##### Record extracts

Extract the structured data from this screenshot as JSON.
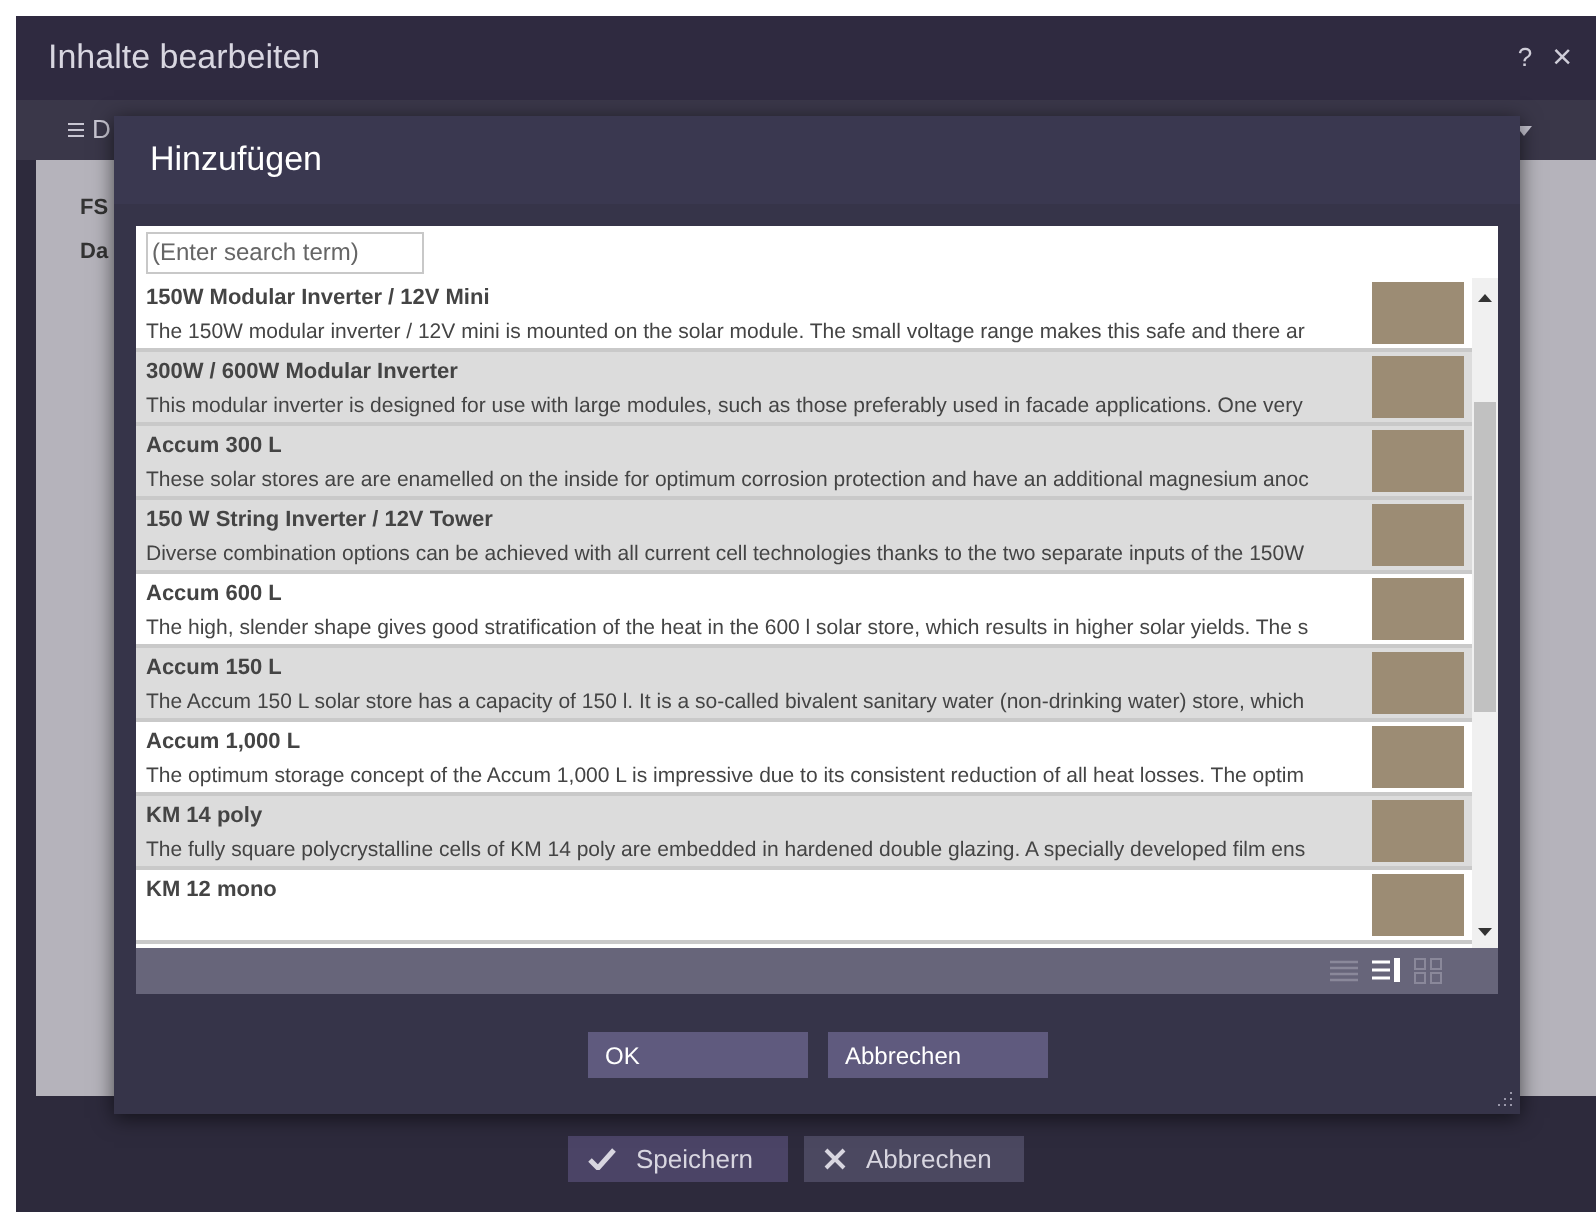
{
  "window": {
    "title": "Inhalte bearbeiten",
    "help": "?",
    "close": "×"
  },
  "toolbar": {
    "label": "D"
  },
  "form": {
    "labels": [
      "FS",
      "Da"
    ]
  },
  "footer_buttons": [
    {
      "kind": "save",
      "label": "Speichern"
    },
    {
      "kind": "cancel",
      "label": "Abbrechen"
    }
  ],
  "dialog": {
    "title": "Hinzufügen",
    "search": {
      "placeholder": "(Enter search term)"
    },
    "items": [
      {
        "title": "150W Modular Inverter / 12V Mini",
        "text": "The 150W modular inverter / 12V mini is mounted on the solar module. The small voltage range makes this safe and there ar",
        "selected": false
      },
      {
        "title": "300W / 600W Modular Inverter",
        "text": "This modular inverter is designed for use with large modules, such as those preferably used in facade applications. One very",
        "selected": true
      },
      {
        "title": "Accum 300 L",
        "text": "These solar stores are are enamelled on the inside for optimum corrosion protection and have an additional magnesium anoc",
        "selected": true
      },
      {
        "title": "150 W String Inverter / 12V Tower",
        "text": "Diverse combination options can be achieved with all current cell technologies thanks to the two separate inputs of the 150W",
        "selected": true
      },
      {
        "title": "Accum 600 L",
        "text": "The high, slender shape gives good stratification of the heat in the 600 l solar store, which results in higher solar yields. The s",
        "selected": false
      },
      {
        "title": "Accum 150 L",
        "text": "The Accum 150 L solar store has a capacity of 150 l. It is a so-called bivalent sanitary water (non-drinking water) store, which",
        "selected": true
      },
      {
        "title": "Accum 1,000 L",
        "text": "The optimum storage concept of the Accum 1,000 L is impressive due to its consistent reduction of all heat losses. The optim",
        "selected": false
      },
      {
        "title": "KM 14 poly",
        "text": "The fully square polycrystalline cells of KM 14 poly are embedded in hardened double glazing. A specially developed film ens",
        "selected": true
      },
      {
        "title": "KM 12 mono",
        "selected": false
      }
    ],
    "views": [
      {
        "kind": "list",
        "selected": false
      },
      {
        "kind": "details",
        "selected": true
      },
      {
        "kind": "grid",
        "selected": false
      }
    ],
    "buttons": [
      "OK",
      "Abbrechen"
    ]
  }
}
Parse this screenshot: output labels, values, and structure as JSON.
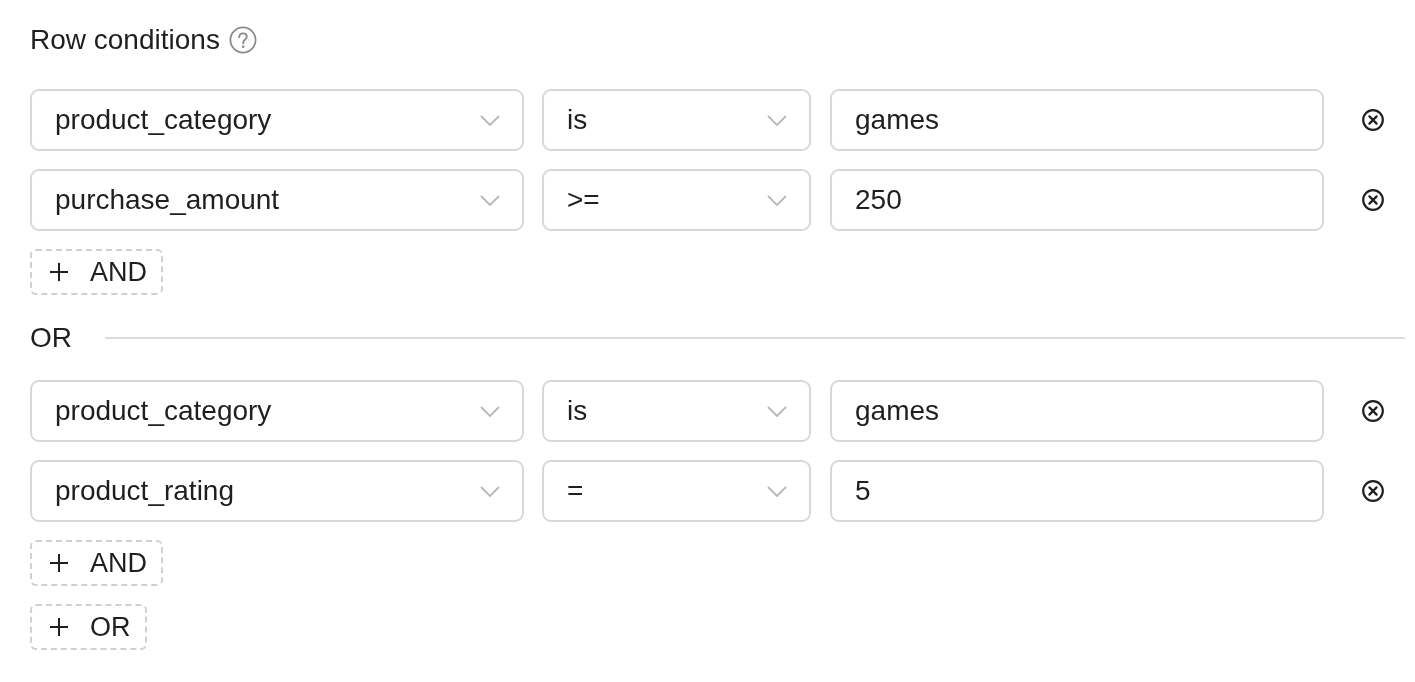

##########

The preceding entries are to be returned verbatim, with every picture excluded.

### [Task solution]
Extract the structured data from this screenshot as JSON.
{
  "window": {
    "title": "Inhalte bearbeiten",
    "help": "?",
    "close": "×"
  },
  "toolbar": {
    "label": "D"
  },
  "form": {
    "labels": [
      "FS",
      "Da"
    ]
  },
  "footer_buttons": [
    {
      "kind": "save",
      "label": "Speichern"
    },
    {
      "kind": "cancel",
      "label": "Abbrechen"
    }
  ],
  "dialog": {
    "title": "Hinzufügen",
    "search": {
      "placeholder": "(Enter search term)"
    },
    "items": [
      {
        "title": "150W Modular Inverter / 12V Mini",
        "text": "The 150W modular inverter / 12V mini is mounted on the solar module. The small voltage range makes this safe and there ar",
        "selected": false
      },
      {
        "title": "300W / 600W Modular Inverter",
        "text": "This modular inverter is designed for use with large modules, such as those preferably used in facade applications. One very",
        "selected": true
      },
      {
        "title": "Accum 300 L",
        "text": "These solar stores are are enamelled on the inside for optimum corrosion protection and have an additional magnesium anoc",
        "selected": true
      },
      {
        "title": "150 W String Inverter / 12V Tower",
        "text": "Diverse combination options can be achieved with all current cell technologies thanks to the two separate inputs of the 150W",
        "selected": true
      },
      {
        "title": "Accum 600 L",
        "text": "The high, slender shape gives good stratification of the heat in the 600 l solar store, which results in higher solar yields. The s",
        "selected": false
      },
      {
        "title": "Accum 150 L",
        "text": "The Accum 150 L solar store has a capacity of 150 l. It is a so-called bivalent sanitary water (non-drinking water) store, which",
        "selected": true
      },
      {
        "title": "Accum 1,000 L",
        "text": "The optimum storage concept of the Accum 1,000 L is impressive due to its consistent reduction of all heat losses. The optim",
        "selected": false
      },
      {
        "title": "KM 14 poly",
        "text": "The fully square polycrystalline cells of KM 14 poly are embedded in hardened double glazing. A specially developed film ens",
        "selected": true
      },
      {
        "title": "KM 12 mono",
        "selected": false
      }
    ],
    "views": [
      {
        "kind": "list",
        "selected": false
      },
      {
        "kind": "details",
        "selected": true
      },
      {
        "kind": "grid",
        "selected": false
      }
    ],
    "buttons": [
      "OK",
      "Abbrechen"
    ]
  }
}
Parse this screenshot: output labels, values, and structure as JSON.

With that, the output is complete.